*PROBLEM TO WORK ON:*
Which lines of the data contain the string "queue"? Copy every one.
[RECORDS TO USE — start]
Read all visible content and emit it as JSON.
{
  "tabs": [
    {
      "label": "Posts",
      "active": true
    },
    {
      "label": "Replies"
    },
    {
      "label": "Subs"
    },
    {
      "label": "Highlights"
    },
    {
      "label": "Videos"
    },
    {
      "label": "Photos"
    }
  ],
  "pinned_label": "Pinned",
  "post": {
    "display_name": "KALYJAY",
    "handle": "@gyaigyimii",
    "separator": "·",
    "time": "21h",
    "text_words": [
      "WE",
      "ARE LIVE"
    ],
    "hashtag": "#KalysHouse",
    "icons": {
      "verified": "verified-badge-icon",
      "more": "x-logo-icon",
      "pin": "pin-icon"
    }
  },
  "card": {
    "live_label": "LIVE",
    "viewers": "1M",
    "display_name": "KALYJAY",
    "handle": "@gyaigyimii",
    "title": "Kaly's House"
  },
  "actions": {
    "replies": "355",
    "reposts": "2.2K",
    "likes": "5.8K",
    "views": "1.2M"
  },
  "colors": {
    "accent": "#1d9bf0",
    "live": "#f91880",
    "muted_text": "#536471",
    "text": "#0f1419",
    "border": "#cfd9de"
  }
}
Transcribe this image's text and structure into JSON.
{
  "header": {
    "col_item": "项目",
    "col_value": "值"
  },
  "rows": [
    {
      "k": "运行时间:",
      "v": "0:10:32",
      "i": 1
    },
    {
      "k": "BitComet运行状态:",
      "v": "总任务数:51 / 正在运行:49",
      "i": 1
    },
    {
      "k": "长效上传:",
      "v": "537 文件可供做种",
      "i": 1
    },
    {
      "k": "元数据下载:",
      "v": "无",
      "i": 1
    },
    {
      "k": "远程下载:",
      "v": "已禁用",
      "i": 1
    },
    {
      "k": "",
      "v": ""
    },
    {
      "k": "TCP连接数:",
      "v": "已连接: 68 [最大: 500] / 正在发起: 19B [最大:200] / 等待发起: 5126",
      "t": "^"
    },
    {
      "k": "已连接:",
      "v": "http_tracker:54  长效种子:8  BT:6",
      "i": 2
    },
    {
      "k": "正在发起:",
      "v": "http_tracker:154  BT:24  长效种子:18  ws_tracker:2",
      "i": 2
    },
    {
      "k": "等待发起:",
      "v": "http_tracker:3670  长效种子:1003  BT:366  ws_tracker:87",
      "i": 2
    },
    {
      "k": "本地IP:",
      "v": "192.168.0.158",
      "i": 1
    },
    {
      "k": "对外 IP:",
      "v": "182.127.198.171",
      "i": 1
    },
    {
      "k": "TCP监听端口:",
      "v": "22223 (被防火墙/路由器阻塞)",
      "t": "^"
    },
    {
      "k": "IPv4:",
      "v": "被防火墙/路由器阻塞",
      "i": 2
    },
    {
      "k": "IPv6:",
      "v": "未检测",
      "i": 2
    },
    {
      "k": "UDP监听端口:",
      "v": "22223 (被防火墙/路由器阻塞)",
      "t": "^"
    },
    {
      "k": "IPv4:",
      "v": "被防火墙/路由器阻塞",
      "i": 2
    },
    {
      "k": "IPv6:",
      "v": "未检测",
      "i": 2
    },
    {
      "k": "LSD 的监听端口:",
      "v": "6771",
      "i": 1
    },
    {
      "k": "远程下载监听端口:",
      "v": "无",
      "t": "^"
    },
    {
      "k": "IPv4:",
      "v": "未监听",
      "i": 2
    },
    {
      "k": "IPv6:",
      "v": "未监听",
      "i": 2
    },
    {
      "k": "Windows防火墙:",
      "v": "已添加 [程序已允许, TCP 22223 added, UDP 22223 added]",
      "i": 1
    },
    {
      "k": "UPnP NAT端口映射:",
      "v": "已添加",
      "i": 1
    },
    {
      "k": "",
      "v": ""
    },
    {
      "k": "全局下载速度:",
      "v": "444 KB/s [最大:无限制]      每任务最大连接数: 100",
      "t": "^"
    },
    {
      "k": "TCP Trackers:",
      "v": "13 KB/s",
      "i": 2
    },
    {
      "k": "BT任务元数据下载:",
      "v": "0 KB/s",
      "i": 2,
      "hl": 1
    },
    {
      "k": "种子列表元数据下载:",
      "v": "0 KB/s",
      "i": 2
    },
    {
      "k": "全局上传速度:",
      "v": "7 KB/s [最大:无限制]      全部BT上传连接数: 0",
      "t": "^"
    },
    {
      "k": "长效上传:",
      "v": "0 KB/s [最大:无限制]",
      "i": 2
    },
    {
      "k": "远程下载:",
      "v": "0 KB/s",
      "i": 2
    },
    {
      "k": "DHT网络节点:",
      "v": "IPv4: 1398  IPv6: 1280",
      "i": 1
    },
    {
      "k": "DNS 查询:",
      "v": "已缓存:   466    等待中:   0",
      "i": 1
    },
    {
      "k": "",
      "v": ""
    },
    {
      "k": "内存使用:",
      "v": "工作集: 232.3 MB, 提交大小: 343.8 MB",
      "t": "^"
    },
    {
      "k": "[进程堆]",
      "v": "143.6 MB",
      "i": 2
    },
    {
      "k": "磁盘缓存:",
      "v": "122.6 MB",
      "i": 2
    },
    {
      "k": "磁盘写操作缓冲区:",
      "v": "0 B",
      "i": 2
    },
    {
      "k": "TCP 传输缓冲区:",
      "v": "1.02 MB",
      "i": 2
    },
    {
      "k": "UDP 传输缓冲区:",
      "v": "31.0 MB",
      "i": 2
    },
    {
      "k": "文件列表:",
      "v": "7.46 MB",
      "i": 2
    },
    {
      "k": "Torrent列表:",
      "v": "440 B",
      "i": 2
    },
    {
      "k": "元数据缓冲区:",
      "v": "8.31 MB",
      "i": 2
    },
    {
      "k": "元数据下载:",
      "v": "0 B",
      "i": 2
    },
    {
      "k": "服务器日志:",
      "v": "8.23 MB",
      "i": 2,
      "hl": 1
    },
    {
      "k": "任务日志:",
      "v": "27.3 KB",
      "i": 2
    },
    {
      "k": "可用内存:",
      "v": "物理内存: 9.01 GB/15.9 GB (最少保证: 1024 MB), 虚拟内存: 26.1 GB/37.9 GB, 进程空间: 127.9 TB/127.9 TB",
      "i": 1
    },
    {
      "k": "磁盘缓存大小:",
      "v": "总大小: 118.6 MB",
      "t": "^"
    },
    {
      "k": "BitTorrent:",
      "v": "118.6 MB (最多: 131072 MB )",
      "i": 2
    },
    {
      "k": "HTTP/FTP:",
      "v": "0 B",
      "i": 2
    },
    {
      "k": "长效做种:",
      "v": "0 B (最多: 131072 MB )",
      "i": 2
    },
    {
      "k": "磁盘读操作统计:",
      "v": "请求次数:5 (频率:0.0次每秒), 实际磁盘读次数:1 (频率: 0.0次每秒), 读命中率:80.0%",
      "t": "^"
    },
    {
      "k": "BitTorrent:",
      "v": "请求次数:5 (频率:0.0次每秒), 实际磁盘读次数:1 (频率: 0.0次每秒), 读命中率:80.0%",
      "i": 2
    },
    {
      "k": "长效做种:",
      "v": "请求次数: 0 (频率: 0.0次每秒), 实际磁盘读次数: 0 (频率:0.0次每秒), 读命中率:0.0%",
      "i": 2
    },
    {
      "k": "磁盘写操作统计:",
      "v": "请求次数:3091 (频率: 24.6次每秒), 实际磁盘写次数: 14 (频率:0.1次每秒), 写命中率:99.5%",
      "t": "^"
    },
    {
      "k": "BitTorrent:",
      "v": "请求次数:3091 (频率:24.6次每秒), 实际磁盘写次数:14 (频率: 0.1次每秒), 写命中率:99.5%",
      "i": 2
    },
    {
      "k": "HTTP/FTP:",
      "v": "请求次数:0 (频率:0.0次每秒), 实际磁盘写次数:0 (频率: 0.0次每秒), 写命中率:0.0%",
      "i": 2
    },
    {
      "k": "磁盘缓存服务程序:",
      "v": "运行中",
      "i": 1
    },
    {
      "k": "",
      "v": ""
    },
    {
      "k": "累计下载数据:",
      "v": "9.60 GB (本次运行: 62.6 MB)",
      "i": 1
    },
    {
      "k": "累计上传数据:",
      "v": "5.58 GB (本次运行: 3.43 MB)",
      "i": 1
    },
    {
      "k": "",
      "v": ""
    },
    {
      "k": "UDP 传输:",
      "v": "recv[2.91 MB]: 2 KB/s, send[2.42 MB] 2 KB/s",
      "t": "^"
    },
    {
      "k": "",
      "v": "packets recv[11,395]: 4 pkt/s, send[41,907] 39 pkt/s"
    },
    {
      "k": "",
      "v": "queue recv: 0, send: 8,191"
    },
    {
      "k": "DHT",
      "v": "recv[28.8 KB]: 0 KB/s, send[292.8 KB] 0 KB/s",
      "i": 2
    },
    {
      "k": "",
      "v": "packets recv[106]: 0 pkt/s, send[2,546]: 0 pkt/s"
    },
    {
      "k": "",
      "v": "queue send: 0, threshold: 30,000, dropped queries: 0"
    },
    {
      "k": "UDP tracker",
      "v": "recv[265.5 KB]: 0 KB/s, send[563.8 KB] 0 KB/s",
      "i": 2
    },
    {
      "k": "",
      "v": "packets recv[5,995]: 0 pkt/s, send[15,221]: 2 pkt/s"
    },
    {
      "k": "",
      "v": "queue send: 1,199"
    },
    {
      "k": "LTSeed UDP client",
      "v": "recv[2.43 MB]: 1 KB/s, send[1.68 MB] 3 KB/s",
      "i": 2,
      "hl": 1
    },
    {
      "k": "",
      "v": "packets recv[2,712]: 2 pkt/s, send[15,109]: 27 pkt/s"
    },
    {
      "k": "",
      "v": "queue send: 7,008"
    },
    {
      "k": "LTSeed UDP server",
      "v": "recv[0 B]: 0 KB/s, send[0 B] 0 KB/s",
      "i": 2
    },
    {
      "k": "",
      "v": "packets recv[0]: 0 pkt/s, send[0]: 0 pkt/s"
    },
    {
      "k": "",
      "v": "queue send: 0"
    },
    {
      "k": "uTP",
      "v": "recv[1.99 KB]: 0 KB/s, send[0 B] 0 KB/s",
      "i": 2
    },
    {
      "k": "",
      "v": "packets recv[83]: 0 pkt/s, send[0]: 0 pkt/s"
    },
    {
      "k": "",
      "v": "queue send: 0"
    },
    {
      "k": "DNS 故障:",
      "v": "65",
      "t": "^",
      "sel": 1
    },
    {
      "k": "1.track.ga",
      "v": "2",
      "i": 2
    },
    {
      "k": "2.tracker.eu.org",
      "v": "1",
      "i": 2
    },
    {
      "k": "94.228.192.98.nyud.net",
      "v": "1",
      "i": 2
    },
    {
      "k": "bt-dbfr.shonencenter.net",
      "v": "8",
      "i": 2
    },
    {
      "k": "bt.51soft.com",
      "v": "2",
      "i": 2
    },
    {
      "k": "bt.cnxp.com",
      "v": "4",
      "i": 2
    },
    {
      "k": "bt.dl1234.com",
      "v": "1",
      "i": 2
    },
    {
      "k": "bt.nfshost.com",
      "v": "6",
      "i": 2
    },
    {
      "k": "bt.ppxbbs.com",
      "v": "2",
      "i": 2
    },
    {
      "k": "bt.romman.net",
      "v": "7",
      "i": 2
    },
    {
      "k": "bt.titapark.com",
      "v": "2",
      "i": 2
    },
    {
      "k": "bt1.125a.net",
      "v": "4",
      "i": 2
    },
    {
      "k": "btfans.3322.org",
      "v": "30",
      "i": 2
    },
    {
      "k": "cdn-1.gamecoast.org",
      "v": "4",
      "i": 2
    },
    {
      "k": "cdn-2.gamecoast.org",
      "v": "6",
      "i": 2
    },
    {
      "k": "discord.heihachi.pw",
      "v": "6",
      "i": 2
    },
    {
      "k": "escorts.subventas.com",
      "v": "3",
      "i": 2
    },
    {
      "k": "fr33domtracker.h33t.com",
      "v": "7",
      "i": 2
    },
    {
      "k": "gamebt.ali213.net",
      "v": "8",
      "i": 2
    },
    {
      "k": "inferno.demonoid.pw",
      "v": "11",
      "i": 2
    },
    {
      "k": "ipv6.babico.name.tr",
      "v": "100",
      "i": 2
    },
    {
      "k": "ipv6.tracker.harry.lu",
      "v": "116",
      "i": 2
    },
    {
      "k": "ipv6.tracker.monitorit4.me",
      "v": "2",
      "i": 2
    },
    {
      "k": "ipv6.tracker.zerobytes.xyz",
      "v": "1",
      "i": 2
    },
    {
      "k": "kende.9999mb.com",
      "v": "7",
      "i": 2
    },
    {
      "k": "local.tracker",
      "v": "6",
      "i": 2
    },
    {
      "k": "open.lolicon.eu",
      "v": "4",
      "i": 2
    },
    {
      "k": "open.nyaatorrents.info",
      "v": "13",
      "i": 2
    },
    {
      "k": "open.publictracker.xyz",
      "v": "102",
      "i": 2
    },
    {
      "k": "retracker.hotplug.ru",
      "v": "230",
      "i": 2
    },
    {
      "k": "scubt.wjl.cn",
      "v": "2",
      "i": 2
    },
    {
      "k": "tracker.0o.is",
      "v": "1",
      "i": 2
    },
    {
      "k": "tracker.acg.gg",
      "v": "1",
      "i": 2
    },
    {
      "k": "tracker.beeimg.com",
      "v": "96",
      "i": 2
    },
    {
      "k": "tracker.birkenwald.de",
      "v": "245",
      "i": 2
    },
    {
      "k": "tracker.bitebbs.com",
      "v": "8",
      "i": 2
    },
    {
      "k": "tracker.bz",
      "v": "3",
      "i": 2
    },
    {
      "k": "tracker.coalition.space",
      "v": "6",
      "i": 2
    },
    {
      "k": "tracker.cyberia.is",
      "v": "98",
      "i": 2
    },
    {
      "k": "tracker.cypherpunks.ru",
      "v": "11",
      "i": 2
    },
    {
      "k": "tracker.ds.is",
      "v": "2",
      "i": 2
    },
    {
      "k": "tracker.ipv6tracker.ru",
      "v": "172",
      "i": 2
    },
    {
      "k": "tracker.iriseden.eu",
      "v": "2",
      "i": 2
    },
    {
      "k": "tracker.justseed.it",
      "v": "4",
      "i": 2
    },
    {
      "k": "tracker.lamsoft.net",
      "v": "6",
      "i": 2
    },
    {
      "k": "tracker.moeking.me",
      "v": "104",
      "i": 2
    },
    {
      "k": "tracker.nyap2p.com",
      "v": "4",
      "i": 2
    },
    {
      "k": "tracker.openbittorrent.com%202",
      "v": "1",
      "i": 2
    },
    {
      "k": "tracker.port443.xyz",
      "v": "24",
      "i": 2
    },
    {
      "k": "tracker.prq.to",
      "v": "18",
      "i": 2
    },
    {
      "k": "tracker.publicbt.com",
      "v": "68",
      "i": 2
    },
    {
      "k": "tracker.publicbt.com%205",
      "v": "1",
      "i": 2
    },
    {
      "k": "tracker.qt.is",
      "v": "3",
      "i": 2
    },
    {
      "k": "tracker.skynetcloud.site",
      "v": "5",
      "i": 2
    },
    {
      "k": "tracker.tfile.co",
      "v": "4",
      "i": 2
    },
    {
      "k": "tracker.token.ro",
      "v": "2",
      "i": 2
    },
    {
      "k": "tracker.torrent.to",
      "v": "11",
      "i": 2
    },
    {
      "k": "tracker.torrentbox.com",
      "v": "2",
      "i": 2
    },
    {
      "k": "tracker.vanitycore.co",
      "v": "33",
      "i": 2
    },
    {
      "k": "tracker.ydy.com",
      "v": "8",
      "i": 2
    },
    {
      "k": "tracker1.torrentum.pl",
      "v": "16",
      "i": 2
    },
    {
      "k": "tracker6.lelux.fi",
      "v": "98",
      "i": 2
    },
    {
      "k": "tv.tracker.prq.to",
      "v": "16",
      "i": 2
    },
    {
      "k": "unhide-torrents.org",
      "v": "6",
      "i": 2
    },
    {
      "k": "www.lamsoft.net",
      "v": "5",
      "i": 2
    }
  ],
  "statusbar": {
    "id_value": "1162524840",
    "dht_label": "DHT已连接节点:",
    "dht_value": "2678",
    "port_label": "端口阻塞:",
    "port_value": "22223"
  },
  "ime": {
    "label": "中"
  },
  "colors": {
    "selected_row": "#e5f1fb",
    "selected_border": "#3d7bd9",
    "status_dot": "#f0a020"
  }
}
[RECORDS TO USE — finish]
*WRITTEN ANSWER:*
      "v": "queue recv: 0, send: 8,191"
      "v": "queue send: 0, threshold: 30,000, dropped queries: 0"
      "v": "queue send: 1,199"
      "v": "queue send: 7,008"
      "v": "queue send: 0"
      "v": "queue send: 0"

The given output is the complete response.